and looked up at the moon, shining
so calmly and carelessly on,
as little influenced by my misery
as I was by its peaceful radiance,
and earnestly prayed for death
or forgetfulness, I had risen
and journeyed homewards - little
regarding the way, but carried
instinctively by my feet to the
door, I found it bolted against
me, and every one in bed except
my mother, who hastened to answer
my impatient knocking, and received
me with a shower of questions
'Oh, Gilbert! how could you
do so? Where have you been? Do
come in and take your supper.
I've got it all ready, though
you don't deserve it, for keeping
me in such a fright, after the
strange manner you left the house
this evening. Mr. Millward was
quite - Bless the boy! how ill
he looks. Oh, gracious! what
is the matter?'
'Nothing, nothing - give me
'But won't you take some supper?'
'No; I want to go to bed,'
said I, taking a candle and lighting
it at the one she held in her
'Oh, Gilbert, how you tremble!'
exclaimed my anxious parent.
'How white you look!

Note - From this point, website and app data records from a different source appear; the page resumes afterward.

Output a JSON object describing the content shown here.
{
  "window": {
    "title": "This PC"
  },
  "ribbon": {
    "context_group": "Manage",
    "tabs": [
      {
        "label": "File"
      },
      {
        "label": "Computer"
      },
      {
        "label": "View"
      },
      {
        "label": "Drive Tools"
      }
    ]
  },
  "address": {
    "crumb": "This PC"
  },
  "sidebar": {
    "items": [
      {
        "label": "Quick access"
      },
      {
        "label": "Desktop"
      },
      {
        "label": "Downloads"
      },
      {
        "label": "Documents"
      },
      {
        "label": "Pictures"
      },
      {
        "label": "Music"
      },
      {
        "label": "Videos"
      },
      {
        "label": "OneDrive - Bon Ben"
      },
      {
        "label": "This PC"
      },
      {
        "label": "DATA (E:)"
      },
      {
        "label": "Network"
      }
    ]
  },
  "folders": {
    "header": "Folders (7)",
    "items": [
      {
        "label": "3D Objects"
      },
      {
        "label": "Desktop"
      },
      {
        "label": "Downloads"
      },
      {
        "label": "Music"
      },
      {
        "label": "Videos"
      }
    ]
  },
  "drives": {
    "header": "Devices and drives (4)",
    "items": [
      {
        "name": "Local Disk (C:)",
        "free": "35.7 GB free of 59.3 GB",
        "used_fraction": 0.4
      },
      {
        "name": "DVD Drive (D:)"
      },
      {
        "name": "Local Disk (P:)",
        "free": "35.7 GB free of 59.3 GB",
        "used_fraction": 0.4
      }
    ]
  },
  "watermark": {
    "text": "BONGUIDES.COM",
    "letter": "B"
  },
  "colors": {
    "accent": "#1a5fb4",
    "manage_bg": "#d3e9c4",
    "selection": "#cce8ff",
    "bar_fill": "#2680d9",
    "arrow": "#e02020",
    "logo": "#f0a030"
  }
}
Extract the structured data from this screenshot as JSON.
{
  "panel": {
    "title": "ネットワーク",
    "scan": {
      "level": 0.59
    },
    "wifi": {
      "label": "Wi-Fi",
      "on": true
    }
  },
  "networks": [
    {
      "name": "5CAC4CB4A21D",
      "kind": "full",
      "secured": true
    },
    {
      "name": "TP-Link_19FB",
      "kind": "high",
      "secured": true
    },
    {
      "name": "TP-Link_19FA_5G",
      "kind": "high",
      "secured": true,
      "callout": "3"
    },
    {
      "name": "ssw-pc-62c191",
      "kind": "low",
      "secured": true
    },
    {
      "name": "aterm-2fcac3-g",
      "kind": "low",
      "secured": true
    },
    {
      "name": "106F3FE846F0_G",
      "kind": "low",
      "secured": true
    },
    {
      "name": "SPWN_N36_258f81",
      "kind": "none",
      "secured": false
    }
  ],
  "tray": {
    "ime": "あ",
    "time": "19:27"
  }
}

Do tell
me what it is? Has anything happened?'
'It's nothing,' cried I, ready
to stamp with vexation because
the candle would not light. Then,
suppressing my irritation, I
added, 'I've been walking too
fast, that's all. Good-night,'
and marched off to bed, regardless
of the 'Walking too fast! where
have you been?' that was called
after me from below.
My mother followed me to the
very door of my room with her
questionings and advice concerning
my health and my conduct; but
I implored her to let me alone
till morning; and she withdrew,
and at length I had the satisfaction
to hear her close her own door.
There was no sleep for me, however,
that night as I thought; and
instead of attempting to solicit
it, I employed myself in rapidly
pacing the chamber, having first
removed my boots, lest my mother
should hear me. But the boards
creaked, and she was watchful.
I had not walked above a quarter
of an hour before she was at
the door again.
'Gilbert, why are you not in
bed - you said you wanted to
'Confound it! I'm going,' said
'But why are you so long about
it? You must have something on
your mind - '
'For heaven's sake, let me
alone, and get to bed yourself.'
'Can it be that Mrs. Graham
that distresses you so?'
'No, no, I tell you - it's
'I wish to goodness it mayn't,'
murmured she, with a sigh, as
she returned to her own apartment,
while I threw myself on the bed,
feeling most undutifully disaffected
towards her for having deprived
me of what seemed the only shadow
of a consolation that remained,
and chained me to that wretched
couch of thorns.
Never did I endure so long,
so miserable a night as that.
And yet it was not wholly sleepless.
Towards morning my distracting
thoughts began to lose all pretensions
to coherency, and shape themselves
into confused and feverish dreams,
and, at length, there followed
an interval of unconscious slumber.
But then the dawn of bitter recollection
that succeeded - the waking to
find life a blank, and worse
than a blank, teeming with torment
and misery - not a mere barren
wilderness, but full of thorns
and briers - to find myself deceived,
duped, hopeless, my affections
trampled upon, my angel not an
angel, and my friend a fiend
incarnate - it was worse than
if I had not slept at all.
It was a dull, gloomy morning;
the weather had changed like
my prospects, and the rain was
pattering against the window.
I rose, nevertheless, and went
out; not to look after the farm,
though that would serve as my
excuse, but to cool my brain,
and regain, if possible, a sufficient
degree of composure to meet the
family at the morning meal without
exciting inconvenient remarks.
If I got a wetting, that, in
conjunction with a pretended
over-exertion before breakfast,
might excuse my sudden loss of
appetite; and if a cold ensued,
the severer the better - it would
help to account for the sullen
moods and moping melancholy likely
to cloud my brow for long enough.